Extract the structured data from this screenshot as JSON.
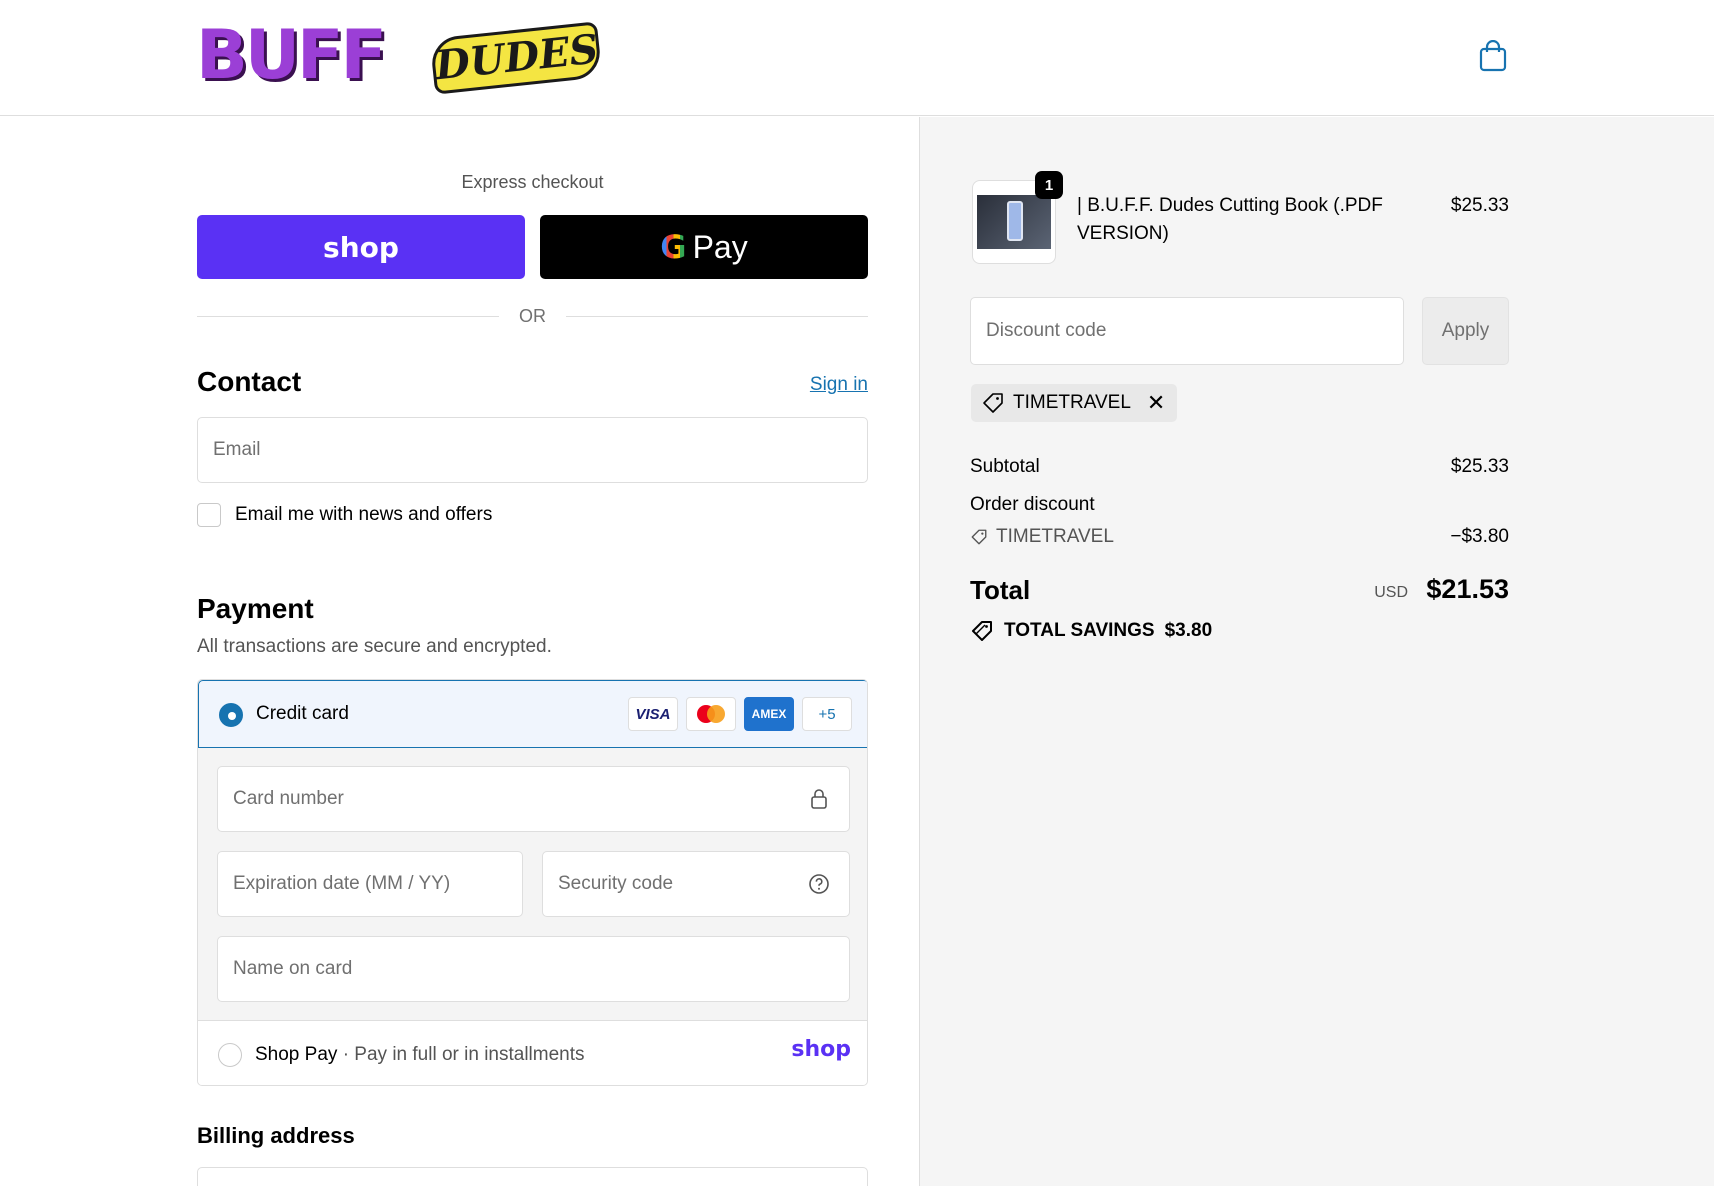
{
  "brand": {
    "logo_text_main": "BUFF",
    "logo_text_secondary": "DUDES"
  },
  "header": {
    "cart_icon": "shopping-bag-icon"
  },
  "express": {
    "title": "Express checkout",
    "shop_pay_label": "shop",
    "gpay_label": "Pay",
    "gpay_g": "G",
    "separator": "OR"
  },
  "contact": {
    "title": "Contact",
    "sign_in": "Sign in",
    "email_placeholder": "Email",
    "newsletter_label": "Email me with news and offers"
  },
  "payment": {
    "title": "Payment",
    "subtitle": "All transactions are secure and encrypted.",
    "credit_card_label": "Credit card",
    "brands": [
      "VISA",
      "MC",
      "AMEX",
      "+5"
    ],
    "card_number_placeholder": "Card number",
    "expiration_placeholder": "Expiration date (MM / YY)",
    "security_code_placeholder": "Security code",
    "name_on_card_placeholder": "Name on card",
    "shop_pay_label": "Shop Pay",
    "shop_pay_sub": "Pay in full or in installments",
    "shop_pay_logo": "shop"
  },
  "billing": {
    "title": "Billing address"
  },
  "summary": {
    "product": {
      "quantity": "1",
      "name": "| B.U.F.F. Dudes Cutting Book (.PDF VERSION)",
      "price": "$25.33"
    },
    "discount_placeholder": "Discount code",
    "apply_label": "Apply",
    "applied_code": "TIMETRAVEL",
    "subtotal_label": "Subtotal",
    "subtotal_value": "$25.33",
    "order_discount_label": "Order discount",
    "discount_code_label": "TIMETRAVEL",
    "discount_value": "−$3.80",
    "total_label": "Total",
    "currency": "USD",
    "total_value": "$21.53",
    "savings_label": "TOTAL SAVINGS",
    "savings_value": "$3.80"
  },
  "colors": {
    "accent": "#1773b0",
    "shop_pay": "#5a31f4",
    "brand_purple": "#9b3fd6",
    "brand_yellow": "#f4e542"
  }
}
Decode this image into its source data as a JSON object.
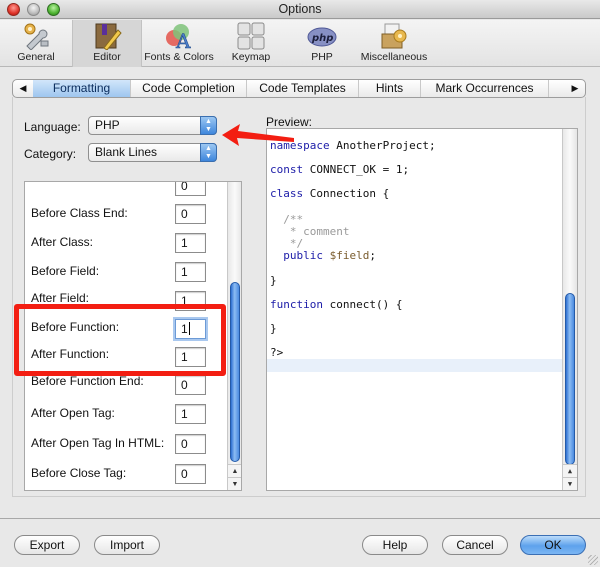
{
  "window": {
    "title": "Options"
  },
  "toolbar": {
    "items": [
      {
        "label": "General",
        "icon": "gear-wrench-icon",
        "active": false
      },
      {
        "label": "Editor",
        "icon": "book-pencil-icon",
        "active": true
      },
      {
        "label": "Fonts & Colors",
        "icon": "fonts-colors-icon",
        "active": false
      },
      {
        "label": "Keymap",
        "icon": "keyboard-keys-icon",
        "active": false
      },
      {
        "label": "PHP",
        "icon": "php-logo-icon",
        "active": false
      },
      {
        "label": "Miscellaneous",
        "icon": "folder-gear-icon",
        "active": false
      }
    ]
  },
  "tabs": {
    "scroll_left": "◀",
    "scroll_right": "▶",
    "items": [
      {
        "label": "Formatting",
        "active": true
      },
      {
        "label": "Code Completion",
        "active": false
      },
      {
        "label": "Code Templates",
        "active": false
      },
      {
        "label": "Hints",
        "active": false
      },
      {
        "label": "Mark Occurrences",
        "active": false
      }
    ]
  },
  "form": {
    "language_label": "Language:",
    "language_value": "PHP",
    "category_label": "Category:",
    "category_value": "Blank Lines"
  },
  "options": {
    "partial_top_value": "0",
    "rows": [
      {
        "label": "Before Class End:",
        "value": "0"
      },
      {
        "label": "After Class:",
        "value": "1"
      },
      {
        "label": "Before Field:",
        "value": "1"
      },
      {
        "label": "After Field:",
        "value": "1"
      },
      {
        "label": "Before Function:",
        "value": "1",
        "focused": true
      },
      {
        "label": "After Function:",
        "value": "1"
      },
      {
        "label": "Before Function End:",
        "value": "0"
      },
      {
        "label": "After Open Tag:",
        "value": "1"
      },
      {
        "label": "After Open Tag In HTML:",
        "value": "0"
      },
      {
        "label": "Before Close Tag:",
        "value": "0"
      }
    ]
  },
  "preview": {
    "label": "Preview:",
    "lines": [
      {
        "parts": [
          {
            "t": "namespace",
            "c": "kw"
          },
          {
            "t": " AnotherProject;",
            "c": ""
          }
        ]
      },
      {
        "parts": [
          {
            "t": "const",
            "c": "kw"
          },
          {
            "t": " CONNECT_OK = 1;",
            "c": ""
          }
        ]
      },
      {
        "parts": [
          {
            "t": "class",
            "c": "kw"
          },
          {
            "t": " Connection {",
            "c": ""
          }
        ]
      },
      {
        "parts": [
          {
            "t": "  /**",
            "c": "cm"
          }
        ]
      },
      {
        "parts": [
          {
            "t": "   * comment",
            "c": "cm"
          }
        ]
      },
      {
        "parts": [
          {
            "t": "   */",
            "c": "cm"
          }
        ]
      },
      {
        "parts": [
          {
            "t": "  public",
            "c": "kw"
          },
          {
            "t": " ",
            "c": ""
          },
          {
            "t": "$field",
            "c": "var"
          },
          {
            "t": ";",
            "c": ""
          }
        ]
      },
      {
        "parts": [
          {
            "t": "}",
            "c": ""
          }
        ]
      },
      {
        "parts": [
          {
            "t": "function",
            "c": "kw"
          },
          {
            "t": " connect() {",
            "c": ""
          }
        ]
      },
      {
        "parts": [
          {
            "t": "}",
            "c": ""
          }
        ]
      },
      {
        "parts": [
          {
            "t": "?>",
            "c": ""
          }
        ]
      }
    ]
  },
  "buttons": {
    "export": "Export",
    "import": "Import",
    "help": "Help",
    "cancel": "Cancel",
    "ok": "OK"
  },
  "annotations": {
    "highlight_color": "#f31e12",
    "arrow_color": "#f31e12"
  }
}
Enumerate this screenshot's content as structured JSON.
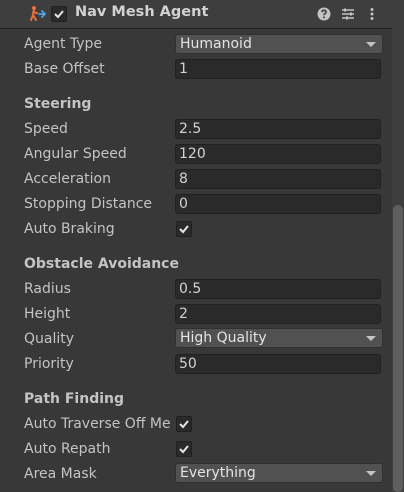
{
  "header": {
    "title": "Nav Mesh Agent",
    "icons": [
      "nav-mesh-agent-icon",
      "help-icon",
      "presets-icon",
      "more-menu-icon"
    ],
    "enabled": true
  },
  "fields": {
    "agent_type_label": "Agent Type",
    "agent_type_value": "Humanoid",
    "base_offset_label": "Base Offset",
    "base_offset_value": "1"
  },
  "steering": {
    "heading": "Steering",
    "speed_label": "Speed",
    "speed_value": "2.5",
    "angular_speed_label": "Angular Speed",
    "angular_speed_value": "120",
    "acceleration_label": "Acceleration",
    "acceleration_value": "8",
    "stopping_distance_label": "Stopping Distance",
    "stopping_distance_value": "0",
    "auto_braking_label": "Auto Braking",
    "auto_braking_checked": true
  },
  "obstacle_avoidance": {
    "heading": "Obstacle Avoidance",
    "radius_label": "Radius",
    "radius_value": "0.5",
    "height_label": "Height",
    "height_value": "2",
    "quality_label": "Quality",
    "quality_value": "High Quality",
    "priority_label": "Priority",
    "priority_value": "50"
  },
  "path_finding": {
    "heading": "Path Finding",
    "auto_traverse_label": "Auto Traverse Off Me",
    "auto_traverse_checked": true,
    "auto_repath_label": "Auto Repath",
    "auto_repath_checked": true,
    "area_mask_label": "Area Mask",
    "area_mask_value": "Everything"
  },
  "colors": {
    "background": "#383838",
    "field_bg": "#2a2a2a",
    "dropdown_bg": "#515151",
    "text": "#c4c4c4"
  }
}
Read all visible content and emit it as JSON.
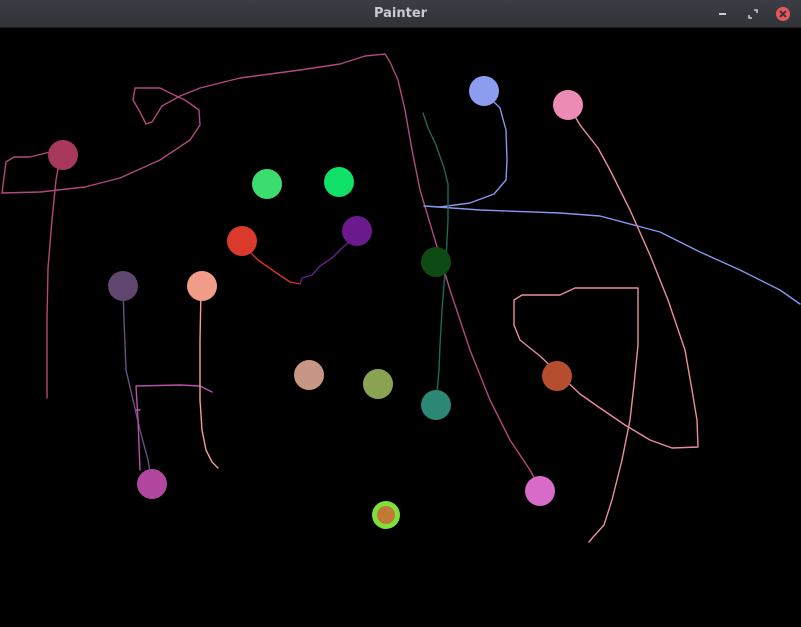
{
  "window": {
    "title": "Painter",
    "buttons": [
      "minimize",
      "maximize",
      "close"
    ]
  },
  "colors": {
    "titlebar": "#35383e",
    "canvas": "#000000",
    "close_button": "#e8575a",
    "selected_ring": "#7ee03a"
  },
  "icons": {
    "minimize": "minimize-icon",
    "maximize": "maximize-icon",
    "close": "close-icon"
  },
  "palette_dots": [
    {
      "name": "crimson",
      "color": "#a8375c"
    },
    {
      "name": "green",
      "color": "#3ddc6e"
    },
    {
      "name": "bright-green",
      "color": "#0fe068"
    },
    {
      "name": "red",
      "color": "#d93a2c"
    },
    {
      "name": "purple",
      "color": "#6b1a8e"
    },
    {
      "name": "periwinkle",
      "color": "#8c9df0"
    },
    {
      "name": "pink",
      "color": "#ee8bb5"
    },
    {
      "name": "dark-green",
      "color": "#0d4a14"
    },
    {
      "name": "dusty-purple",
      "color": "#5e466e"
    },
    {
      "name": "salmon",
      "color": "#f09c88"
    },
    {
      "name": "tan",
      "color": "#c89684"
    },
    {
      "name": "olive",
      "color": "#8aa352"
    },
    {
      "name": "teal",
      "color": "#2c8774"
    },
    {
      "name": "rust",
      "color": "#b54d2f"
    },
    {
      "name": "magenta",
      "color": "#b0469e"
    },
    {
      "name": "orchid",
      "color": "#d86bc8"
    },
    {
      "name": "orange-selected",
      "color": "#c07a36",
      "selected": true
    }
  ],
  "strokes": [
    {
      "name": "crimson-loop",
      "color": "#b04a7e"
    },
    {
      "name": "crimson-drop",
      "color": "#b8476a"
    },
    {
      "name": "red-purple-link",
      "color": "#d7312a"
    },
    {
      "name": "purple-link",
      "color": "#6a1d8c"
    },
    {
      "name": "periwinkle-line",
      "color": "#8797ee"
    },
    {
      "name": "pink-loop",
      "color": "#e88f9c"
    },
    {
      "name": "pink-rust-loop",
      "color": "#e4938e"
    },
    {
      "name": "teal-line",
      "color": "#1f6a52"
    },
    {
      "name": "orchid-line",
      "color": "#d468c7"
    },
    {
      "name": "dusty-purple-line",
      "color": "#6a4e84"
    },
    {
      "name": "salmon-line",
      "color": "#f4a08c"
    },
    {
      "name": "magenta-h",
      "color": "#b552a8"
    }
  ]
}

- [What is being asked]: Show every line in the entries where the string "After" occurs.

- [Solution below]:
        "label": "After Class:",
        "label": "After Field:",
        "label": "After Function:",
        "label": "After Open Tag:",
        "label": "After Open Tag In HTML:",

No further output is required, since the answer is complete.